During preseason, the majority of casters placed Berjaya Dragons in the bottom three alongside Liyab Esports. Owned by Malaysian-based company Berjaya Corporation, no one knew what to expect from this roster.

Credit: LoL Pacific Championship Series

The player with the most experience in major leagues is Liang “Enso” En-Shuo, Flash Wolves’ former jungler.

Playing mostly Gragas and Rek’sai, he has been a facilitator for his team, most of whom are rookies with limited experience in the Elite Challenger Series, the LMS challenger scene.

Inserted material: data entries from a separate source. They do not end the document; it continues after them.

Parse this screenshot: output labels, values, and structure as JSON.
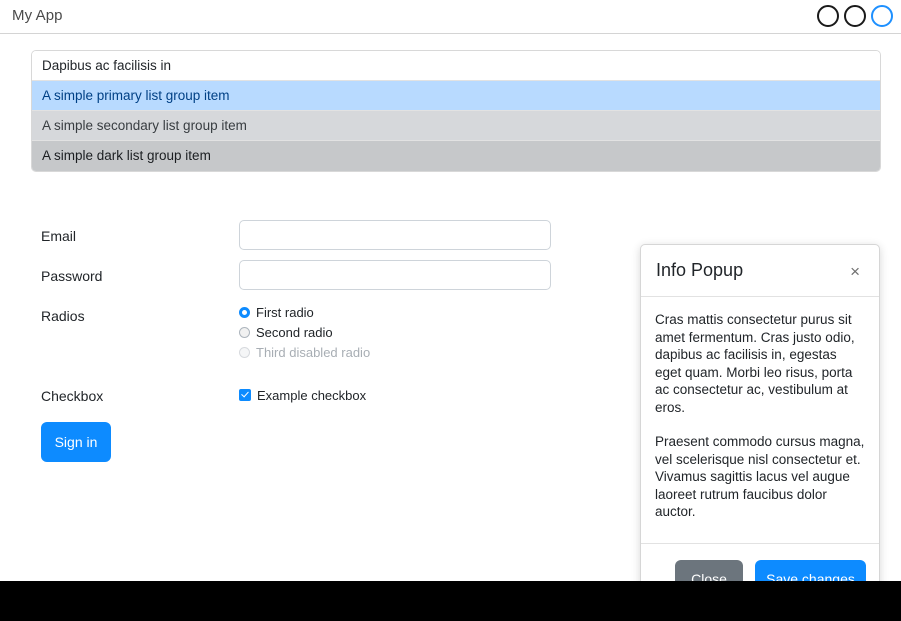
{
  "window": {
    "title": "My App",
    "controls": [
      {
        "name": "minimize-circle",
        "state": "normal"
      },
      {
        "name": "maximize-circle",
        "state": "normal"
      },
      {
        "name": "close-circle",
        "state": "active"
      }
    ]
  },
  "list_group": {
    "items": [
      {
        "label": "Dapibus ac facilisis in",
        "variant": "default"
      },
      {
        "label": "A simple primary list group item",
        "variant": "primary"
      },
      {
        "label": "A simple secondary list group item",
        "variant": "secondary"
      },
      {
        "label": "A simple dark list group item",
        "variant": "dark"
      }
    ]
  },
  "form": {
    "email": {
      "label": "Email",
      "value": "",
      "placeholder": ""
    },
    "password": {
      "label": "Password",
      "value": "",
      "placeholder": ""
    },
    "radios": {
      "label": "Radios",
      "options": [
        {
          "label": "First radio",
          "checked": true,
          "disabled": false
        },
        {
          "label": "Second radio",
          "checked": false,
          "disabled": false
        },
        {
          "label": "Third disabled radio",
          "checked": false,
          "disabled": true
        }
      ]
    },
    "checkbox": {
      "label": "Checkbox",
      "option_label": "Example checkbox",
      "checked": true
    },
    "submit_label": "Sign in"
  },
  "popup": {
    "title": "Info Popup",
    "close_icon": "×",
    "paragraphs": [
      "Cras mattis consectetur purus sit amet fermentum. Cras justo odio, dapibus ac facilisis in, egestas eget quam. Morbi leo risus, porta ac consectetur ac, vestibulum at eros.",
      "Praesent commodo cursus magna, vel scelerisque nisl consectetur et. Vivamus sagittis lacus vel augue laoreet rutrum faucibus dolor auctor."
    ],
    "close_label": "Close",
    "save_label": "Save changes"
  },
  "colors": {
    "accent": "#0d8bff",
    "secondary": "#6c757d",
    "list_primary_bg": "#b8daff",
    "list_secondary_bg": "#d6d8db",
    "list_dark_bg": "#c6c8ca",
    "page_background": "#000000"
  }
}
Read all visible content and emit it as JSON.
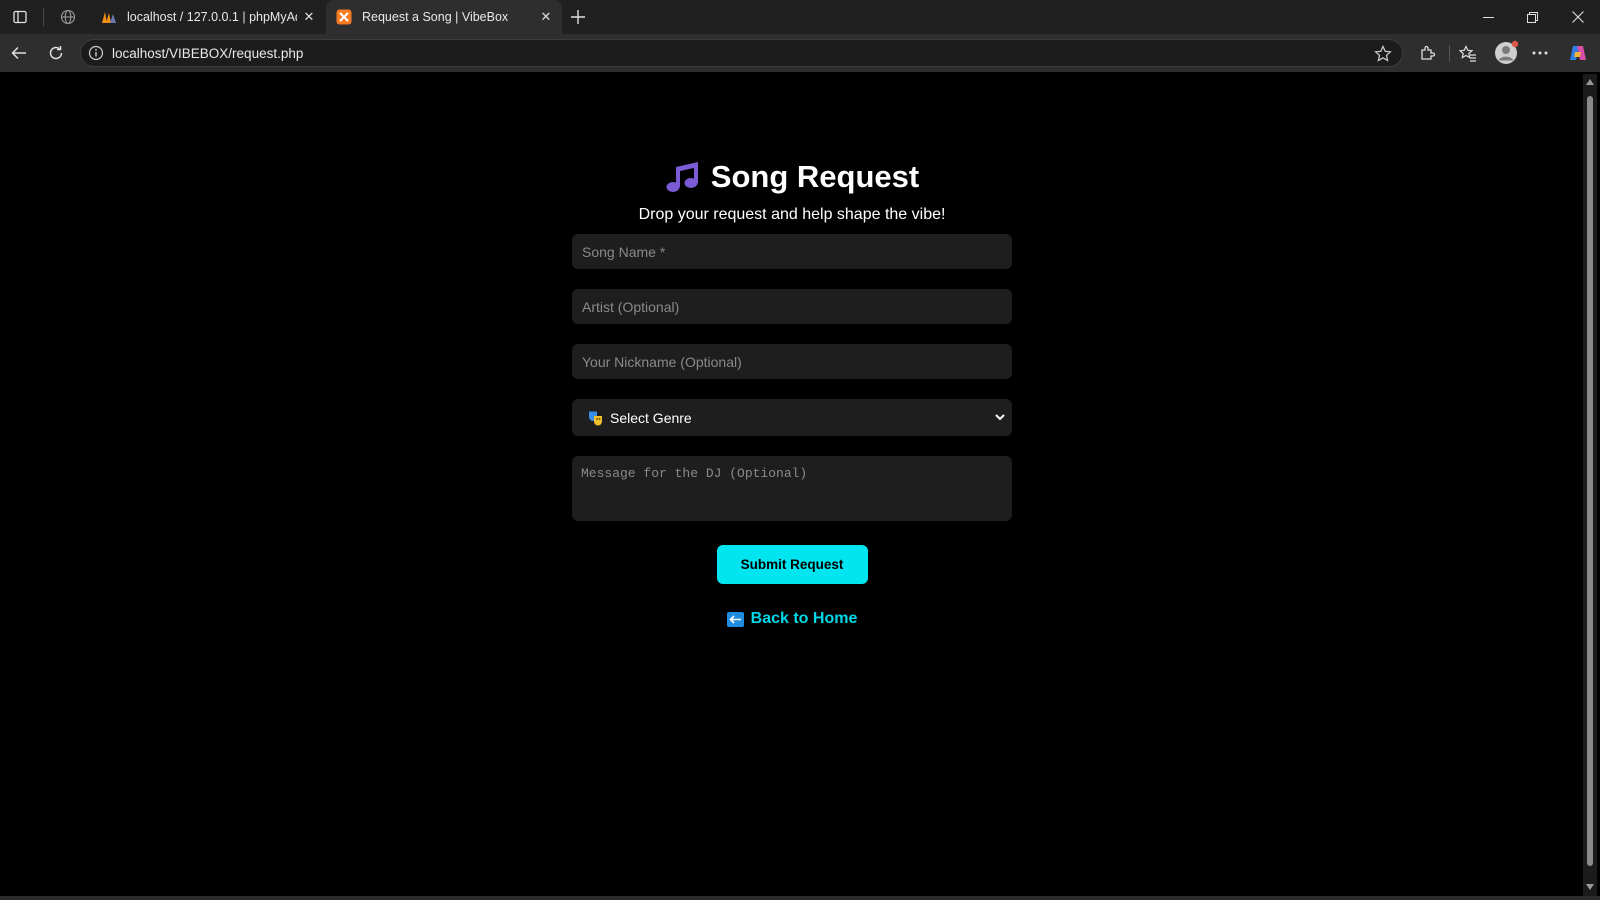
{
  "browser": {
    "tabs": [
      {
        "title": "localhost / 127.0.0.1 | phpMyAdm",
        "icon": "phpmyadmin-icon",
        "active": false
      },
      {
        "title": "Request a Song | VibeBox",
        "icon": "xampp-icon",
        "active": true
      }
    ],
    "url": "localhost/VIBEBOX/request.php"
  },
  "page": {
    "title": "Song Request",
    "title_icon": "music-note-icon",
    "subtitle": "Drop your request and help shape the vibe!",
    "form": {
      "song_placeholder": "Song Name *",
      "artist_placeholder": "Artist (Optional)",
      "nickname_placeholder": "Your Nickname (Optional)",
      "genre_selected": "Select Genre",
      "genre_icon": "theater-masks-icon",
      "message_placeholder": "Message for the DJ (Optional)",
      "submit_label": "Submit Request"
    },
    "back_link": "Back to Home"
  },
  "colors": {
    "background": "#000000",
    "accent": "#00e5f0",
    "link": "#00d8e8",
    "field_bg": "#1e1e1e"
  }
}
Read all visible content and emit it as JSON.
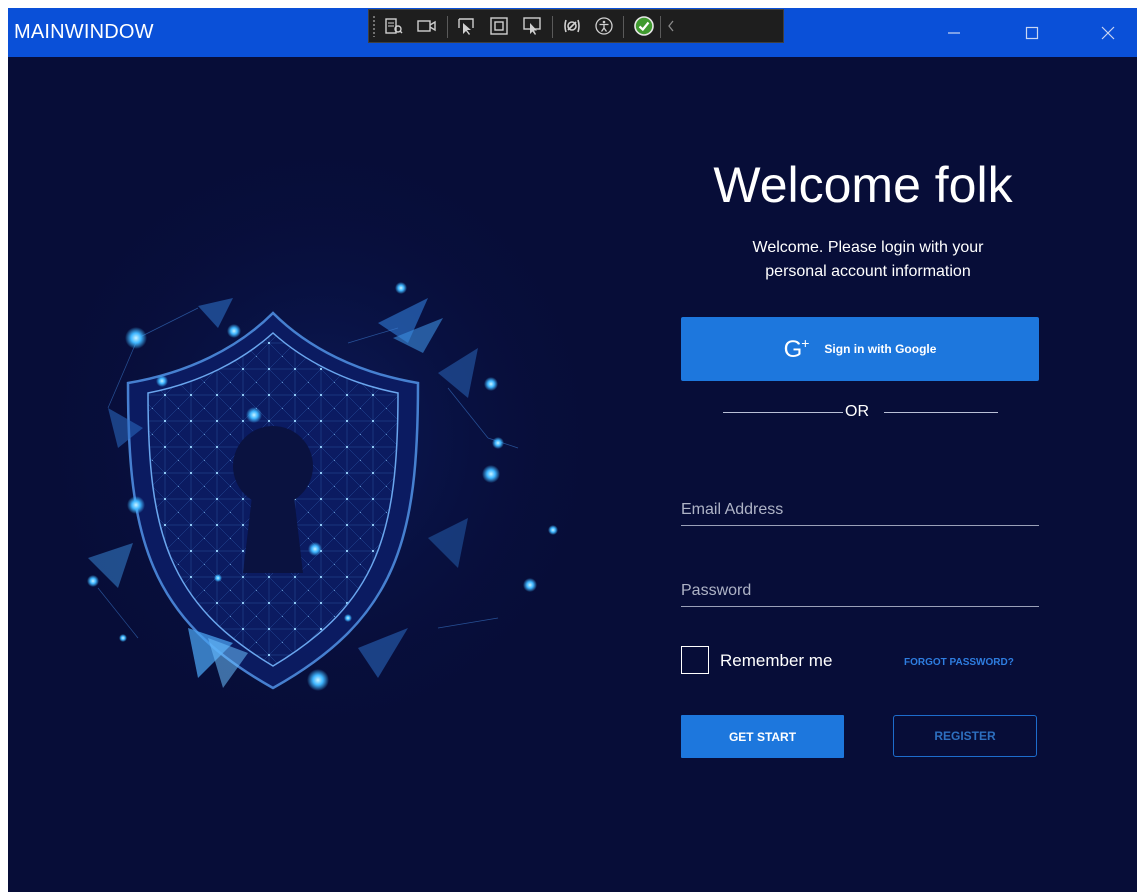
{
  "window": {
    "title": "MAINWINDOW"
  },
  "debug_toolbar": {
    "icons": [
      "live-visual-tree-icon",
      "camera-icon",
      "select-element-icon",
      "display-layout-adorners-icon",
      "track-focus-icon",
      "binding-failures-icon",
      "accessibility-icon",
      "check-icon",
      "collapse-chevron-icon"
    ]
  },
  "login": {
    "heading": "Welcome folk",
    "subtitle_line1": "Welcome. Please login with your",
    "subtitle_line2": "personal account information",
    "google_glyph": "G",
    "google_plus": "+",
    "google_label": "Sign in with Google",
    "or_label": "OR",
    "email_placeholder": "Email Address",
    "password_placeholder": "Password",
    "remember_label": "Remember me",
    "forgot_label": "FORGOT PASSWORD?",
    "start_label": "GET START",
    "register_label": "REGISTER"
  },
  "colors": {
    "titlebar": "#0a50d8",
    "background": "#070d38",
    "accent": "#1d77dd"
  }
}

One exception is their support, Jonathan “Chilly” Chan Mun Shum, who has been competing in Southeast Asian leagues since The Legends Circuit in 2013. With Axis Empire, he qualified for the LST 2019 Summer Playoffs before losing the World Championship play-in spot to MEGA.

Credit: LoL Pacific Championship Series

The biggest surprise was when BJD beat Taiwanese teams J-Team and Alpha Esports, as well as Thailand’s Nova Esports. Most of the caster predictions favored the opposing teams.

“I was shocked by the performances of Berjaya Dragons and didn’t expect them to be taking games off teams they had in the first round robin. Though, teams are starting to see their flaws and exposing them,” said Alex “OpalCasts” Archambault, English caster for PCS.

The other team that surprised viewers and casters alike is Philippine-based team, Liyab Esports. Launched in early 2019 by Mineski and Globe Telecom, they are a relatively new organisation.

Credit: LoL Pacific Championship Series

Their last showing was at PPGL Season 3 2019, one of the largest League of Legends tournaments in the Philippines where they clinched second place with a different iteration of the squad.

Going into PCS Spring 2020, Liyab kept jungler Edrian “DoeDoii” Brancia, support James “Hamezz” Karl Santos and moved Eric “Exosen” Allen Gubatan from mid to bot lane on the main roster.

They then added two imports from Korea, mid laner Kim “Rex” Tae-yeon and top laner Kang “Kurd” Yeong-hwan.

Despite training together for a short time, as a team Liyab plays fearlessly on the PCS stage. Under the guidance of Akarawat “Cabbage” Wangsawat, they have shown strong early game strategies with aggression.

The organisation has produced an on-going video series called ‘WARDS’ that gives insight into the team’s dynamics, with an honest showing of their ups and downs.

Moving into the second round robin, OpalCasts thinks Liyab looks promising but “vision and overconfidence has hurt them multiple times”.

His co-caster caster Rikki “Riku” Quiapon is from the Philippines and is a fan of Southeast Asian teams.

“The gap is closing? The gap is gone! Seeing them fight against the former LMS squads and cause upsets made me feel really proud. It’s been a wild ride so far!” said Riku.


1. ahq eSports Club (8-2)
2. Talon Esports (7-2)
3. Machi Esports (7-3)
4. Berjaya Dragons (6-4)
5. Alpha Esports (5-4)
6. Liyab Esports (4-5)
7. J Team (4-6)
7. Nova Esports (4-6)
9. Hong Kong Attitude (2-8)
10. Resurgence (1-8)

The PCS Spring Split round two continues weekly Friday to Sunday from 5 p.m. GMT+8.

READ MORE: LPL Spring Week 2 Recap: Invictus Gaming stays on top